Task prompt – Copy each line below containing "Başlat".

Dataset extract –
§

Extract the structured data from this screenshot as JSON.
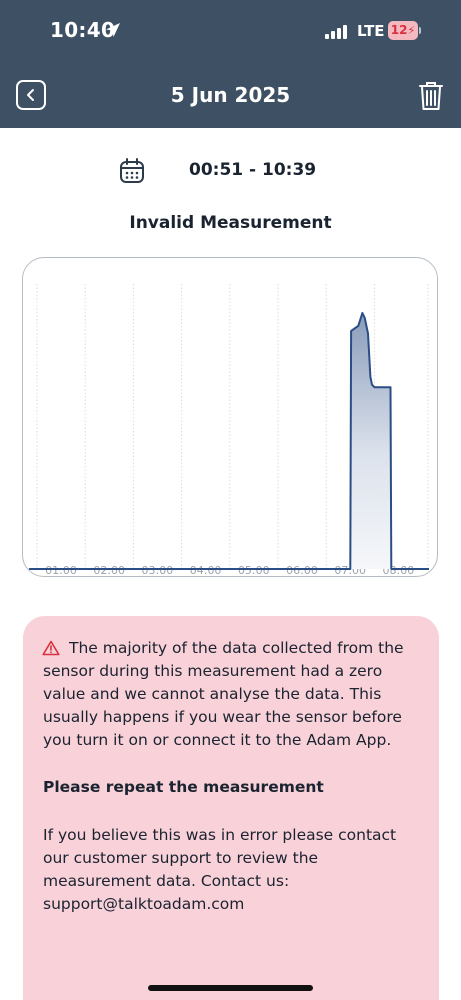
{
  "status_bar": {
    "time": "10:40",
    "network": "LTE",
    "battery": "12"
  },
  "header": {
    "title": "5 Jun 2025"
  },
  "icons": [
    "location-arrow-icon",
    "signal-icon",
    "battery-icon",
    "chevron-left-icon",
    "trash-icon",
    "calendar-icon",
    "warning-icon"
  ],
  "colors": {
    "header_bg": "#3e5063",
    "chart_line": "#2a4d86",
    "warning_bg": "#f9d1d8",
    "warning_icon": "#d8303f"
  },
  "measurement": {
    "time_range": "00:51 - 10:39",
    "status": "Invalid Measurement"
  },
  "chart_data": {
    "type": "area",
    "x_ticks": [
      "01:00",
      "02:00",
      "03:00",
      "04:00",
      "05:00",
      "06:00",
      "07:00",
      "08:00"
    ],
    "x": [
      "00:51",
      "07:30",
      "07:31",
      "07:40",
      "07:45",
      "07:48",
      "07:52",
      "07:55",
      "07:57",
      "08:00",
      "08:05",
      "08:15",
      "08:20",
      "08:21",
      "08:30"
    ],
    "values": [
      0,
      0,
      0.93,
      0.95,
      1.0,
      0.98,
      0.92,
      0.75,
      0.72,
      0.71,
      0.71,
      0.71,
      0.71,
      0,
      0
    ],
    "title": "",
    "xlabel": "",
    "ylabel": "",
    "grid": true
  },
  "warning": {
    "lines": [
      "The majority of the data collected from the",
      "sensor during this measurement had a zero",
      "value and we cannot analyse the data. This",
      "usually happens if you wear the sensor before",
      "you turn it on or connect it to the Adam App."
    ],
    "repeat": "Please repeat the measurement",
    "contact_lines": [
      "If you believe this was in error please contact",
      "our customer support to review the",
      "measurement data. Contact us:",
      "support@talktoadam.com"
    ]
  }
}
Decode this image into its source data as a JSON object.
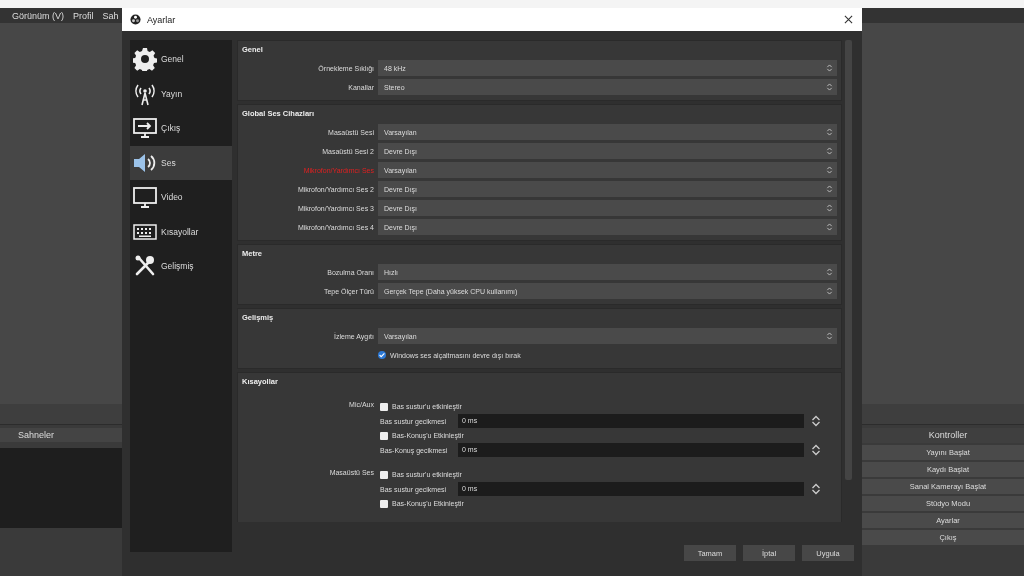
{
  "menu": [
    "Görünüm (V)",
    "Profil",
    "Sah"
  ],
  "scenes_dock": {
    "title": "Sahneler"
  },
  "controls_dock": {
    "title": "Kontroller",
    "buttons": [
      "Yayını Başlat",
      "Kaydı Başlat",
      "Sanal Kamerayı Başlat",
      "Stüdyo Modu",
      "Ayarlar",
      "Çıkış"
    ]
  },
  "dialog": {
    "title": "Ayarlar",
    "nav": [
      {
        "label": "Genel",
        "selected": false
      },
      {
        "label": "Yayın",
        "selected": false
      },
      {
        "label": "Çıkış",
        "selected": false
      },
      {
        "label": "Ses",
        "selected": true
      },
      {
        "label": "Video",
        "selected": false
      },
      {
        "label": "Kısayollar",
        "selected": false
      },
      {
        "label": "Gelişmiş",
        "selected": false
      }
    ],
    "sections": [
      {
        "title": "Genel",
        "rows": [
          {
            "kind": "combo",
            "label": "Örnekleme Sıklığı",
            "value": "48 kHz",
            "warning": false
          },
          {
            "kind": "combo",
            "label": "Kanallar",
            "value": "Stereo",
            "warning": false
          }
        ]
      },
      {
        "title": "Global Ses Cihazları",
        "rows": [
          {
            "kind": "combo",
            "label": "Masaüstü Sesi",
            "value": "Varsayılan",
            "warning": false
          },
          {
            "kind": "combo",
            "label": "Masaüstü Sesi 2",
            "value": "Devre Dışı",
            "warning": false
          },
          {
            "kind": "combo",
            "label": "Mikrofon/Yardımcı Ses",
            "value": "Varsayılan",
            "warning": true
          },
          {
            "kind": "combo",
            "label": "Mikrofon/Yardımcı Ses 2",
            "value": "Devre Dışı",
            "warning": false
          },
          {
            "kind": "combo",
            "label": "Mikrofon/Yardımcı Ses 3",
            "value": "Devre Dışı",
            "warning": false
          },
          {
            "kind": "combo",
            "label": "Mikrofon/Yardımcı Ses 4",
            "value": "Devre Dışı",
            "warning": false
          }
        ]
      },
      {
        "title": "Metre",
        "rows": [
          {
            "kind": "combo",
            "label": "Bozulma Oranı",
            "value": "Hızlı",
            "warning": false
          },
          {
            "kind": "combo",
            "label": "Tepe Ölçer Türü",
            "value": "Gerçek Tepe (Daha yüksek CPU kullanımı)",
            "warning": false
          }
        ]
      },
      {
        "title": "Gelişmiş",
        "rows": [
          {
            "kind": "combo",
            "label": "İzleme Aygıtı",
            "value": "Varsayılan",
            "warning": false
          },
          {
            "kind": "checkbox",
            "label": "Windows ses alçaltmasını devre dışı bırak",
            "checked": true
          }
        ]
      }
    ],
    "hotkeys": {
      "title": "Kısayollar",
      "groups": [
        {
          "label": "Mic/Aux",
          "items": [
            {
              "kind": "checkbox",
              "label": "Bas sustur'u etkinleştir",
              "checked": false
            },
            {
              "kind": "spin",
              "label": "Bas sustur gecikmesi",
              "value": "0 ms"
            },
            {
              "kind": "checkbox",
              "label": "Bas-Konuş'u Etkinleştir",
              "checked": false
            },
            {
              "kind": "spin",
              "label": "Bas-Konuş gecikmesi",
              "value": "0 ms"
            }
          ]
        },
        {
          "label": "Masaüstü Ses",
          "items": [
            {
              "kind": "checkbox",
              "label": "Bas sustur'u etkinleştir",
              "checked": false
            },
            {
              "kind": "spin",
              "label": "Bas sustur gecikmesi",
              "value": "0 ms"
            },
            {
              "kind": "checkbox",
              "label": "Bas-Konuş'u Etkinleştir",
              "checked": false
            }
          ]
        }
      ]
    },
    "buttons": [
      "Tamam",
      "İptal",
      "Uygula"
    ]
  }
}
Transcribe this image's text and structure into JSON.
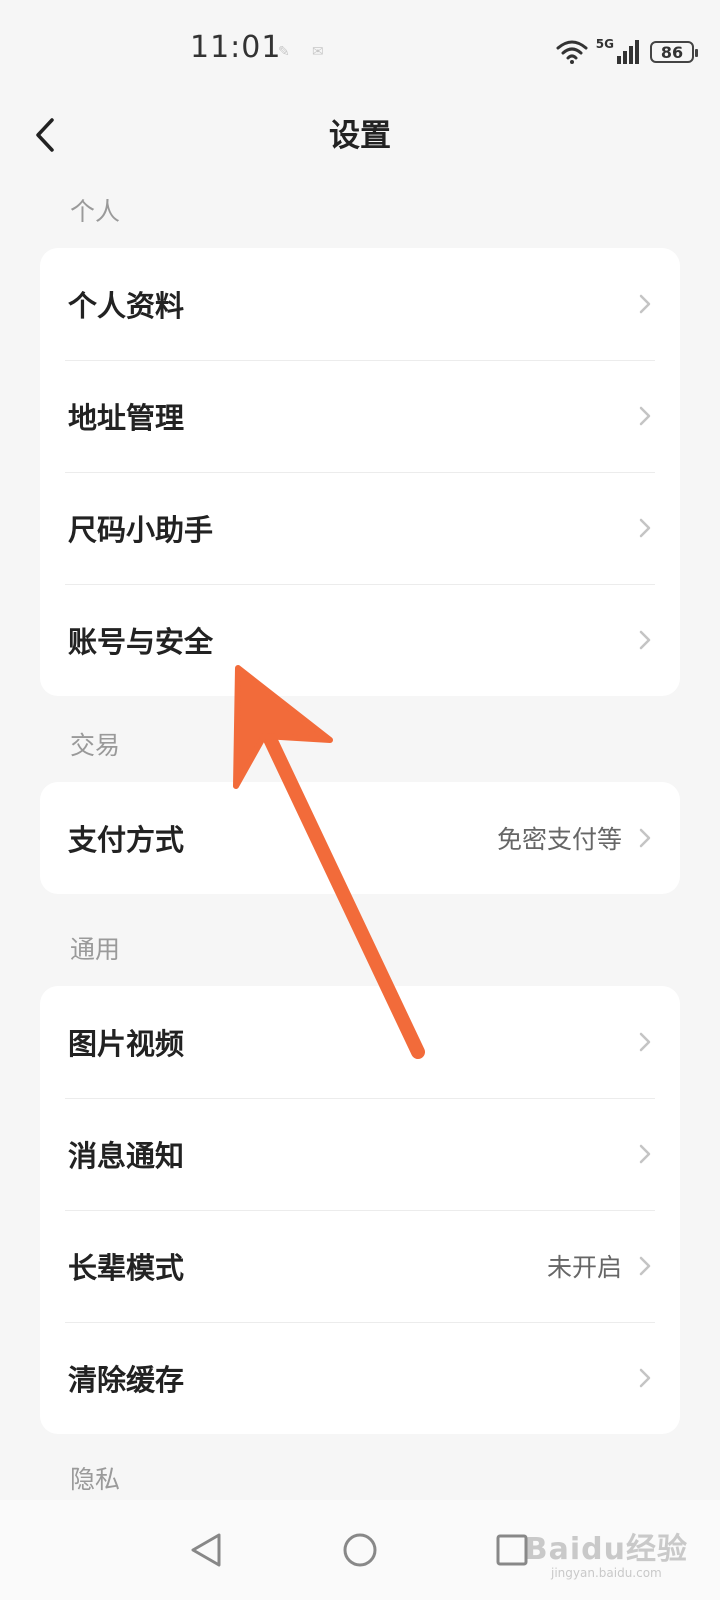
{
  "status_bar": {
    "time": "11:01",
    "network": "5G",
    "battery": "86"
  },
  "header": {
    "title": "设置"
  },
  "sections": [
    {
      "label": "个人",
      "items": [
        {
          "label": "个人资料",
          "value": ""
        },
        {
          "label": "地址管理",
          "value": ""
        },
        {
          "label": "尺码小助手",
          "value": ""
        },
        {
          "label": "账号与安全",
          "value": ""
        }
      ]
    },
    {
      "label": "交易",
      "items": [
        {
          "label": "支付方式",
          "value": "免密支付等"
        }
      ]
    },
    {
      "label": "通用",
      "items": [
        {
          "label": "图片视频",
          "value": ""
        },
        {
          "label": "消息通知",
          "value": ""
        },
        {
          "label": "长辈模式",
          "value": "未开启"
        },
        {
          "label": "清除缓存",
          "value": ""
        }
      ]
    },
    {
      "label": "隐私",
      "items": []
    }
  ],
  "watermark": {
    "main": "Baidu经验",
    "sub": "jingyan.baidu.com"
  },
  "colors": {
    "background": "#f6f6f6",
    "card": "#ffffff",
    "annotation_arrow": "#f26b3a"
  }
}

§

Task answer –
      "Yayını Başlat",
      "Kaydı Başlat",
      "Sanal Kamerayı Başlat",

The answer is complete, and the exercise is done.